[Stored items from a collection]

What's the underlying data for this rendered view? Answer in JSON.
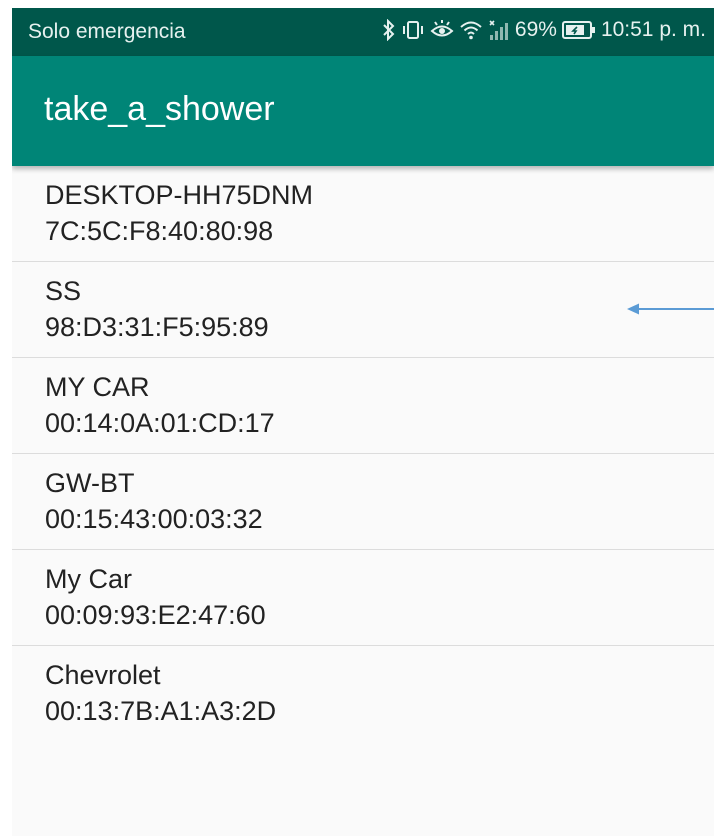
{
  "status_bar": {
    "carrier": "Solo emergencia",
    "battery": "69%",
    "time": "10:51 p. m.",
    "icons": [
      "bluetooth-icon",
      "vibrate-icon",
      "eye-comfort-icon",
      "wifi-icon",
      "no-signal-icon",
      "battery-icon"
    ]
  },
  "app_bar": {
    "title": "take_a_shower",
    "color": "#008577"
  },
  "devices": [
    {
      "name": "DESKTOP-HH75DNM",
      "address": "7C:5C:F8:40:80:98"
    },
    {
      "name": "SS",
      "address": "98:D3:31:F5:95:89"
    },
    {
      "name": "MY CAR",
      "address": "00:14:0A:01:CD:17"
    },
    {
      "name": "GW-BT",
      "address": "00:15:43:00:03:32"
    },
    {
      "name": "My Car",
      "address": "00:09:93:E2:47:60"
    },
    {
      "name": "Chevrolet",
      "address": "00:13:7B:A1:A3:2D"
    }
  ],
  "annotation": {
    "icon": "arrow-left-icon",
    "color": "#5b9bd5"
  }
}
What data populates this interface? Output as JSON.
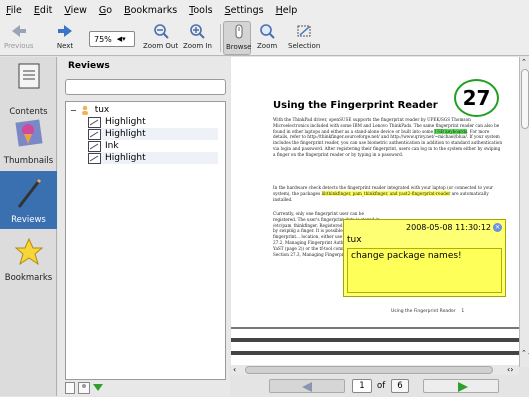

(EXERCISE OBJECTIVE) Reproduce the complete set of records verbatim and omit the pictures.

(RESULT OF THE TASK)
What's the underlying data for this rendered view? Answer in JSON.
{
  "status_bar": {
    "carrier": "Solo emergencia",
    "battery": "69%",
    "time": "10:51 p. m.",
    "icons": [
      "bluetooth-icon",
      "vibrate-icon",
      "eye-comfort-icon",
      "wifi-icon",
      "no-signal-icon",
      "battery-icon"
    ]
  },
  "app_bar": {
    "title": "take_a_shower",
    "color": "#008577"
  },
  "devices": [
    {
      "name": "DESKTOP-HH75DNM",
      "address": "7C:5C:F8:40:80:98"
    },
    {
      "name": "SS",
      "address": "98:D3:31:F5:95:89"
    },
    {
      "name": "MY CAR",
      "address": "00:14:0A:01:CD:17"
    },
    {
      "name": "GW-BT",
      "address": "00:15:43:00:03:32"
    },
    {
      "name": "My Car",
      "address": "00:09:93:E2:47:60"
    },
    {
      "name": "Chevrolet",
      "address": "00:13:7B:A1:A3:2D"
    }
  ],
  "annotation": {
    "icon": "arrow-left-icon",
    "color": "#5b9bd5"
  }
}
What data populates this interface? Output as JSON.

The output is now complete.